→ WHAT THE TASK ASKS
Your reply should contain every record, restated word for word.

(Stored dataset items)
■ ■ ■ ■

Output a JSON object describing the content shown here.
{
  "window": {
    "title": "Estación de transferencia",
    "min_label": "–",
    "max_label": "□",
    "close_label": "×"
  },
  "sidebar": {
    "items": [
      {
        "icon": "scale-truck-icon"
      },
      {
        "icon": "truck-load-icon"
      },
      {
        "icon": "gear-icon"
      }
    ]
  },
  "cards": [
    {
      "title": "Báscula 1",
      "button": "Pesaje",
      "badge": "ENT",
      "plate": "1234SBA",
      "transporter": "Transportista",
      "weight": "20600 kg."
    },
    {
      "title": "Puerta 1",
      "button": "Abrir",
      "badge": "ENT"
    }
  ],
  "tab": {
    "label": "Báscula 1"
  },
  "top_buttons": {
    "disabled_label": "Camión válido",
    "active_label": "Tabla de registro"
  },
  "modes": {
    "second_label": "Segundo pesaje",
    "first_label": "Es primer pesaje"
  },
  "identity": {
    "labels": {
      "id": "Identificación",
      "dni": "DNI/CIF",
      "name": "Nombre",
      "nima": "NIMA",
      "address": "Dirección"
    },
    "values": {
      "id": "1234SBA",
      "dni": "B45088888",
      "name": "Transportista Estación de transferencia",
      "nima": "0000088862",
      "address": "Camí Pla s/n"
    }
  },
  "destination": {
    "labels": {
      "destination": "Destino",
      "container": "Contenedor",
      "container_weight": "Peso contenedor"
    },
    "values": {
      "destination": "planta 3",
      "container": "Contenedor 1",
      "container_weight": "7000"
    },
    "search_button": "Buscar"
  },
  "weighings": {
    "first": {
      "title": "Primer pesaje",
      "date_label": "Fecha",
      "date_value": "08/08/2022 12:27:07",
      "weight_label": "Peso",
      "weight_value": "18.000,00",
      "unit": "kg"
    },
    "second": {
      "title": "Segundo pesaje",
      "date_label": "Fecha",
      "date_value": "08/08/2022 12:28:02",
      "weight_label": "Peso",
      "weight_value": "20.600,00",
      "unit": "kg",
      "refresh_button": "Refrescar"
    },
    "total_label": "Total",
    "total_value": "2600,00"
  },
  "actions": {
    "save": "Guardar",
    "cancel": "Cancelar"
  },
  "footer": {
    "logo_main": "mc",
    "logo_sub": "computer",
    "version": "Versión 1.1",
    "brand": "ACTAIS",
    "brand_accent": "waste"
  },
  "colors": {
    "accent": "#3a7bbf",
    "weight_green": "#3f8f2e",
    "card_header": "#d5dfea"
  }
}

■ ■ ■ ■

→ COMPLETED TASK
Output a JSON object describing the content shown here.
{
  "window": {
    "title": "Estación de transferencia",
    "min_label": "–",
    "max_label": "□",
    "close_label": "×"
  },
  "sidebar": {
    "items": [
      {
        "icon": "scale-truck-icon"
      },
      {
        "icon": "truck-load-icon"
      },
      {
        "icon": "gear-icon"
      }
    ]
  },
  "cards": [
    {
      "title": "Báscula 1",
      "button": "Pesaje",
      "badge": "ENT",
      "plate": "1234SBA",
      "transporter": "Transportista",
      "weight": "20600 kg."
    },
    {
      "title": "Puerta 1",
      "button": "Abrir",
      "badge": "ENT"
    }
  ],
  "tab": {
    "label": "Báscula 1"
  },
  "top_buttons": {
    "disabled_label": "Camión válido",
    "active_label": "Tabla de registro"
  },
  "modes": {
    "second_label": "Segundo pesaje",
    "first_label": "Es primer pesaje"
  },
  "identity": {
    "labels": {
      "id": "Identificación",
      "dni": "DNI/CIF",
      "name": "Nombre",
      "nima": "NIMA",
      "address": "Dirección"
    },
    "values": {
      "id": "1234SBA",
      "dni": "B45088888",
      "name": "Transportista Estación de transferencia",
      "nima": "0000088862",
      "address": "Camí Pla s/n"
    }
  },
  "destination": {
    "labels": {
      "destination": "Destino",
      "container": "Contenedor",
      "container_weight": "Peso contenedor"
    },
    "values": {
      "destination": "planta 3",
      "container": "Contenedor 1",
      "container_weight": "7000"
    },
    "search_button": "Buscar"
  },
  "weighings": {
    "first": {
      "title": "Primer pesaje",
      "date_label": "Fecha",
      "date_value": "08/08/2022 12:27:07",
      "weight_label": "Peso",
      "weight_value": "18.000,00",
      "unit": "kg"
    },
    "second": {
      "title": "Segundo pesaje",
      "date_label": "Fecha",
      "date_value": "08/08/2022 12:28:02",
      "weight_label": "Peso",
      "weight_value": "20.600,00",
      "unit": "kg",
      "refresh_button": "Refrescar"
    },
    "total_label": "Total",
    "total_value": "2600,00"
  },
  "actions": {
    "save": "Guardar",
    "cancel": "Cancelar"
  },
  "footer": {
    "logo_main": "mc",
    "logo_sub": "computer",
    "version": "Versión 1.1",
    "brand": "ACTAIS",
    "brand_accent": "waste"
  },
  "colors": {
    "accent": "#3a7bbf",
    "weight_green": "#3f8f2e",
    "card_header": "#d5dfea"
  }
}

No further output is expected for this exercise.